JERRY MITCHELL: Absolutely. You have some of these Klansmen who have been afraid to come forward, who were Klansmen, say, in those days, and maybe are willing to come forward now. They want to, you know, rid their consciences of this guilt or whatever else they're feeling.

And so I think, definitely, there are converse things that happen, in terms of some positive, some negative, in terms of bringing these cases about.

Success rates for convictions

RAY SUAREZ: Now, some of the most notorious cases from those days have been retried decades later. But haven't there also been cases where grand juries have been unwilling to indict or juries unwilling to convict?

JERRY MITCHELL: There's been quite a bit of success in bringing these cases overall, I'd say. There have been 29 different killings from the civil rights era have been reexamined. There have been 27 arrests and overall there's been 22 convictions. So that's a pretty good ratio.

RAY SUAREZ: In some of the towns involved, people have been of more than one mind about whether this was worth doing.

JERRY MITCHELL: Absolutely.

RAY SUAREZ: One elderly attorney said, "Everybody thinks those days are behind us and we're moving forward in the correct direction." One African-American young man said, "Look, this kind of thing wouldn't happen today. I'm not sure we need to go back to those times."

JERRY MITCHELL: Right.

RAY SUAREZ: Why do this?

JERRY MITCHELL: Well, I think there are several reasons. One is, you know, there's no statute of limitations on murder, and there's a reason for that. There's a reason that murder doesn't have a statute of limitation, because information may come about -- you know, in Indiana, the daughter of a man who committed murder came forward after several decades. She was a child at the time.

You have, also, you know, the families themselves. I know I was talking to one woman one time whose daughter had been murdered -- it was not a civil rights activist. It was a white woman. And she had told me, "Why are you writing about these cases all the time? Why don't you just leave it alone?"
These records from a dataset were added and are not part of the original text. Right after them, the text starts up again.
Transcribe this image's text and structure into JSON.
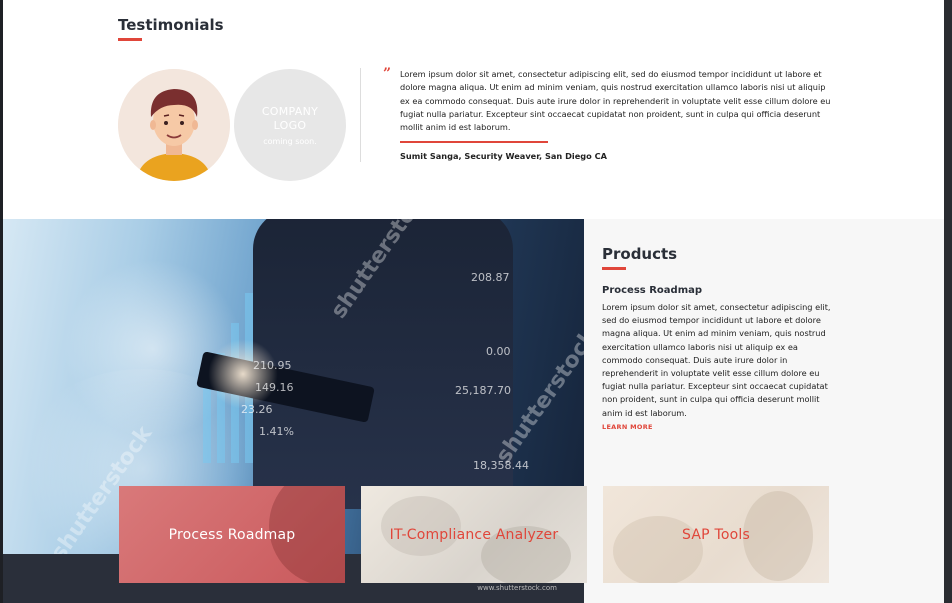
{
  "testimonials": {
    "title": "Testimonials",
    "company_logo": {
      "line1": "COMPANY",
      "line2": "LOGO",
      "line3": "coming soon."
    },
    "quote_mark": "”",
    "text": "Lorem ipsum dolor sit amet, consectetur adipiscing elit, sed do eiusmod tempor incididunt ut labore et dolore magna aliqua. Ut enim ad minim veniam, quis nostrud exercitation ullamco laboris nisi ut aliquip ex ea commodo consequat. Duis aute irure dolor in reprehenderit in voluptate velit esse cillum dolore eu fugiat nulla pariatur. Excepteur sint occaecat cupidatat non proident, sunt in culpa qui officia deserunt mollit anim id est laborum.",
    "author": "Sumit Sanga, Security Weaver, San Diego CA"
  },
  "hero": {
    "numbers": [
      "208.87",
      "210.95",
      "149.16",
      "23.26",
      "1.41%",
      "0.00",
      "25,187.70",
      "18,358.44"
    ],
    "watermark": "shutterstock",
    "watermark_url": "www.shutterstock.com"
  },
  "products": {
    "title": "Products",
    "subtitle": "Process Roadmap",
    "text": "Lorem ipsum dolor sit amet, consectetur adipiscing elit, sed do eiusmod tempor incididunt ut labore et dolore magna aliqua. Ut enim ad minim veniam, quis nostrud exercitation ullamco laboris nisi ut aliquip ex ea commodo consequat. Duis aute irure dolor in reprehenderit in voluptate velit esse cillum dolore eu fugiat nulla pariatur. Excepteur sint occaecat cupidatat non proident, sunt in culpa qui officia deserunt mollit anim id est laborum.",
    "learn_more": "LEARN MORE"
  },
  "cards": [
    {
      "label": "Process Roadmap"
    },
    {
      "label": "IT-Compliance Analyzer"
    },
    {
      "label": "SAP Tools"
    }
  ],
  "colors": {
    "accent": "#e0463a",
    "heading": "#2a2f38",
    "dark": "#2a2f3a"
  }
}
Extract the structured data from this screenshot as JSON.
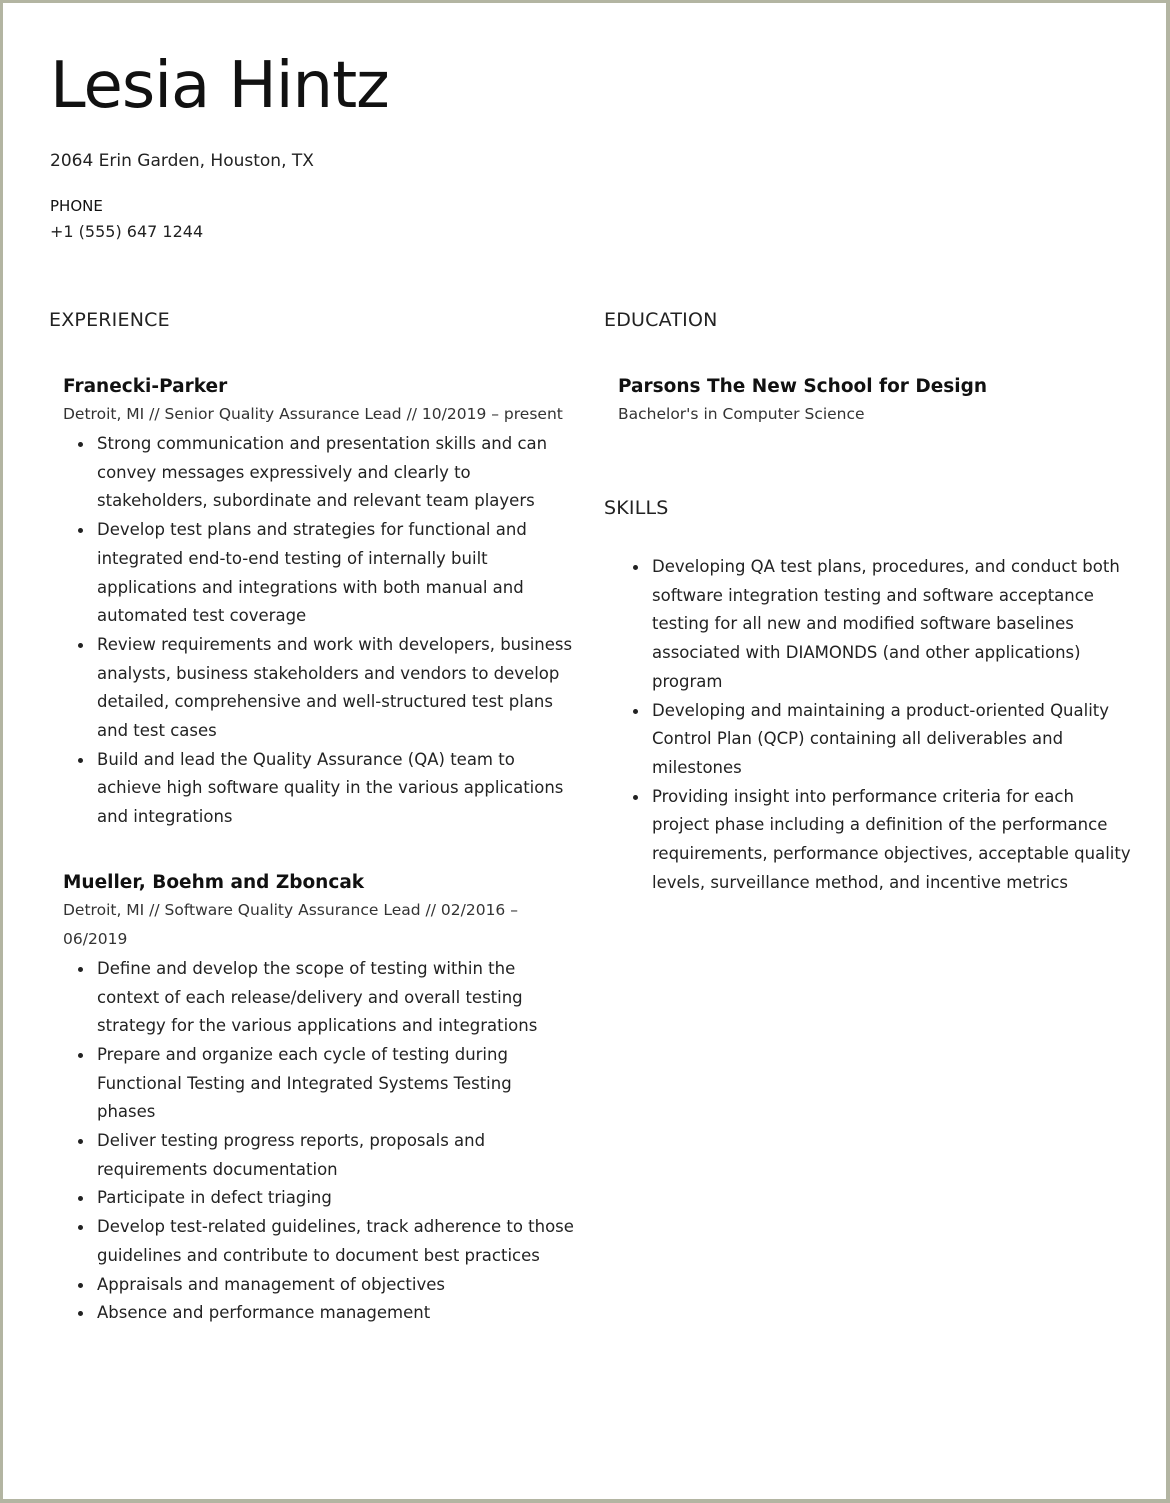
{
  "header": {
    "name": "Lesia Hintz",
    "address": "2064 Erin Garden, Houston, TX",
    "phone_label": "PHONE",
    "phone": "+1 (555) 647 1244"
  },
  "experience": {
    "title": "EXPERIENCE",
    "jobs": [
      {
        "company": "Franecki-Parker",
        "meta": "Detroit, MI // Senior Quality Assurance Lead // 10/2019 – present",
        "bullets": [
          "Strong communication and presentation skills and can convey messages expressively and clearly to stakeholders, subordinate and relevant team players",
          "Develop test plans and strategies for functional and integrated end-to-end testing of internally built applications and integrations with both manual and automated test coverage",
          "Review requirements and work with developers, business analysts, business stakeholders and vendors to develop detailed, comprehensive and well-structured test plans and test cases",
          "Build and lead the Quality Assurance (QA) team to achieve high software quality in the various applications and integrations"
        ]
      },
      {
        "company": "Mueller, Boehm and Zboncak",
        "meta": "Detroit, MI // Software Quality Assurance Lead // 02/2016 – 06/2019",
        "bullets": [
          "Define and develop the scope of testing within the context of each release/delivery and overall testing strategy for the various applications and integrations",
          "Prepare and organize each cycle of testing during Functional Testing and Integrated Systems Testing phases",
          "Deliver testing progress reports, proposals and requirements documentation",
          "Participate in defect triaging",
          "Develop test-related guidelines, track adherence to those guidelines and contribute to document best practices",
          "Appraisals and management of objectives",
          "Absence and performance management"
        ]
      }
    ]
  },
  "education": {
    "title": "EDUCATION",
    "school": "Parsons The New School for Design",
    "degree": "Bachelor's in Computer Science"
  },
  "skills": {
    "title": "SKILLS",
    "items": [
      "Developing QA test plans, procedures, and conduct both software integration testing and software acceptance testing for all new and modified software baselines associated with DIAMONDS (and other applications) program",
      "Developing and maintaining a product-oriented Quality Control Plan (QCP) containing all deliverables and milestones",
      "Providing insight into performance criteria for each project phase including a definition of the performance requirements, performance objectives, acceptable quality levels, surveillance method, and incentive metrics"
    ]
  }
}
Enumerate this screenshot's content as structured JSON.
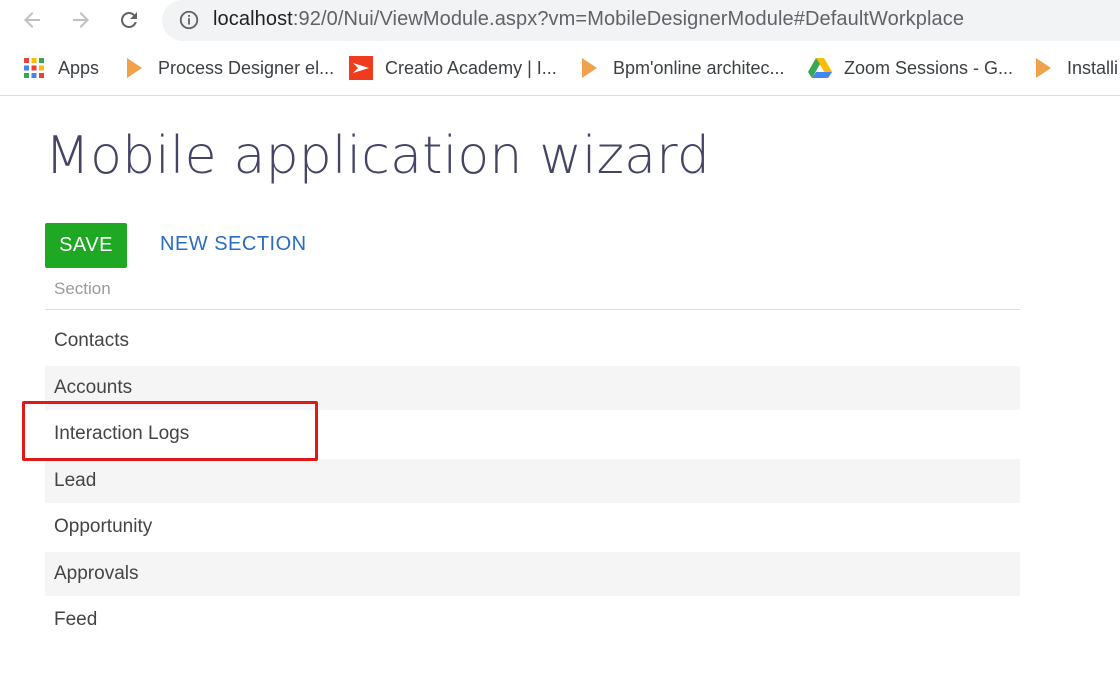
{
  "browser": {
    "url_host": "localhost",
    "url_rest": ":92/0/Nui/ViewModule.aspx?vm=MobileDesignerModule#DefaultWorkplace",
    "bookmarks": [
      {
        "label": "Apps",
        "icon": "apps-grid-icon"
      },
      {
        "label": "Process Designer el...",
        "icon": "bookmark-play-icon"
      },
      {
        "label": "Creatio Academy | I...",
        "icon": "creatio-logo-icon"
      },
      {
        "label": "Bpm'online architec...",
        "icon": "bookmark-play-icon"
      },
      {
        "label": "Zoom Sessions - G...",
        "icon": "google-drive-icon"
      },
      {
        "label": "Installi",
        "icon": "bookmark-play-icon"
      }
    ]
  },
  "page": {
    "title": "Mobile application wizard",
    "save_label": "SAVE",
    "new_section_label": "NEW SECTION",
    "column_header": "Section",
    "sections": [
      "Contacts",
      "Accounts",
      "Interaction Logs",
      "Lead",
      "Opportunity",
      "Approvals",
      "Feed"
    ]
  },
  "colors": {
    "save_button": "#1fa823",
    "link": "#2a6dc0",
    "highlight": "#e01818",
    "title": "#444466"
  }
}
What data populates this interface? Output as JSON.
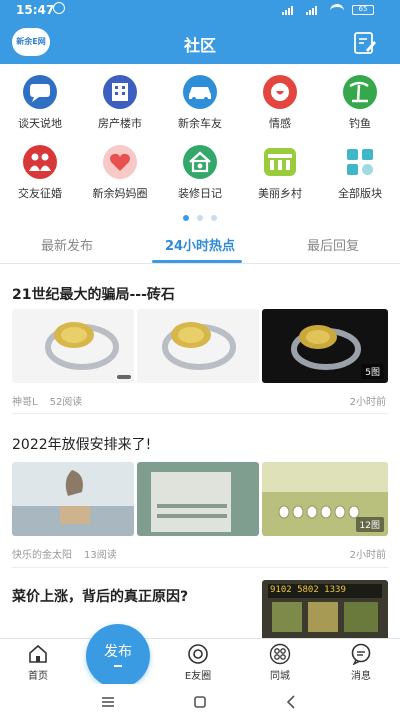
{
  "status_bar": {
    "time": "15:47",
    "battery": "65"
  },
  "header": {
    "title": "社区",
    "logo_text": "新余E网"
  },
  "categories": [
    {
      "label": "谈天说地",
      "icon": "chat-icon",
      "color": "#2f6fc4"
    },
    {
      "label": "房产楼市",
      "icon": "building-icon",
      "color": "#3d5fc0"
    },
    {
      "label": "新余车友",
      "icon": "car-icon",
      "color": "#2f8ed8"
    },
    {
      "label": "情感",
      "icon": "heart-face-icon",
      "color": "#e2463e"
    },
    {
      "label": "钓鱼",
      "icon": "fishing-icon",
      "color": "#34a84a"
    },
    {
      "label": "交友征婚",
      "icon": "couple-icon",
      "color": "#d9383a"
    },
    {
      "label": "新余妈妈圈",
      "icon": "mom-heart-icon",
      "color": "#f1a8a8"
    },
    {
      "label": "装修日记",
      "icon": "home-icon",
      "color": "#34a86a"
    },
    {
      "label": "美丽乡村",
      "icon": "village-icon",
      "color": "#9acb3c"
    },
    {
      "label": "全部版块",
      "icon": "grid-icon",
      "color": "#3fb7c9"
    }
  ],
  "tabs": [
    {
      "label": "最新发布",
      "active": false
    },
    {
      "label": "24小时热点",
      "active": true
    },
    {
      "label": "最后回复",
      "active": false
    }
  ],
  "posts": [
    {
      "title": "21世纪最大的骗局---砖石",
      "author": "神哥L",
      "reads": "52阅读",
      "time": "2小时前",
      "image_count": "5图"
    },
    {
      "title": "2022年放假安排来了!",
      "author": "快乐的金太阳",
      "reads": "13阅读",
      "time": "2小时前",
      "image_count": "12图"
    },
    {
      "title": "菜价上涨，背后的真正原因?",
      "sign_text": "9102 5802 1339"
    }
  ],
  "bottom_nav": [
    {
      "label": "首页",
      "icon": "home-nav-icon"
    },
    {
      "label": "E友圈",
      "icon": "camera-circle-icon"
    },
    {
      "label": "同城",
      "icon": "grid-circle-icon"
    },
    {
      "label": "消息",
      "icon": "message-icon"
    }
  ],
  "publish": {
    "label": "发布"
  },
  "colors": {
    "primary": "#3a9be3",
    "active_tab": "#2f8ad8"
  }
}
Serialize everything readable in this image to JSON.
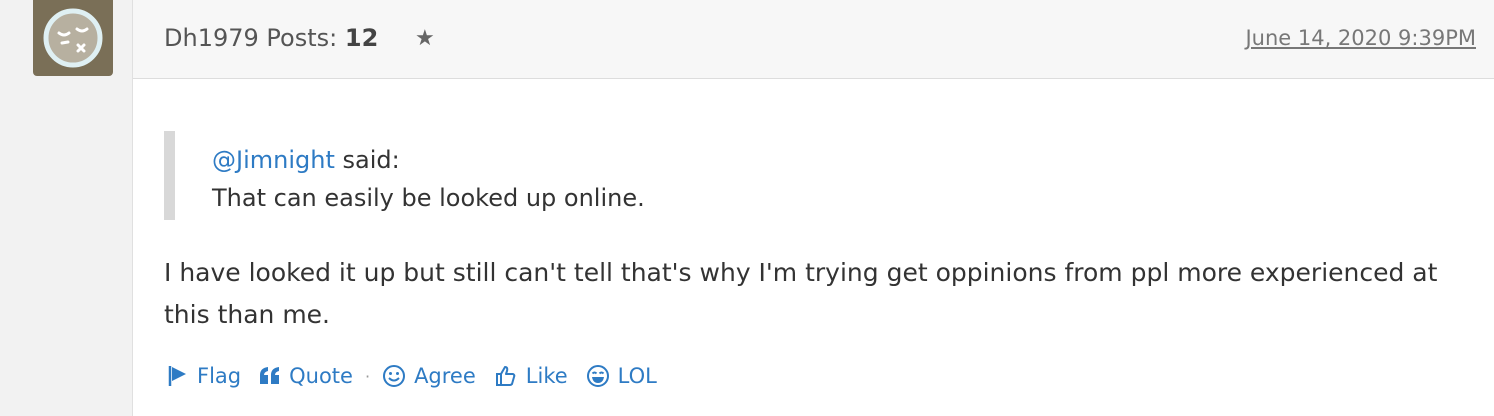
{
  "author": {
    "name": "Dh1979",
    "posts_label": "Posts:",
    "posts_count": "12"
  },
  "post": {
    "date": "June 14, 2020 9:39PM",
    "quote": {
      "mention": "@Jimnight",
      "said": " said:",
      "text": "That can easily be looked up online."
    },
    "body": "I have looked it up but still can't tell that's why I'm trying get oppinions from ppl more experienced at this than me."
  },
  "actions": {
    "flag": "Flag",
    "quote": "Quote",
    "separator": "·",
    "agree": "Agree",
    "like": "Like",
    "lol": "LOL"
  },
  "colors": {
    "link": "#2e7bc4",
    "avatar_bg": "#7a6f57"
  }
}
And she mentioned about her daughter being murdered, and the man she believed was the killer had been acquitted. So he couldn't be tried again. And I said, "Well, how would you feel if he could be tried again?" She said, "Well, I'd be all for it." And I said, "Well, don't you think these families feel the same way?"

Unexplained killings

RAY SUAREZ: Beyond the 74 that are the now-focus of this cold case squad, are there tens, dozens, scores more of these unexplained killings that we'll, in fact, never know what happened?

JERRY MITCHELL: Unfortunately, yes. I mean, I know that the Southern Poverty Law Center, they have, I think, a list of about 127 killings that we know of, and some of those we just have a name and maybe a date. We know very little more than that.

And so, obviously, those kind of cases are going to be extremely difficult to resurrect and bring about. But then there are the others that we know nothing about that didn't even make the list, unfortunately.

RAY SUAREZ: And, Jerry Mitchell, thanks for joining us.

JERRY MITCHELL: Thank you.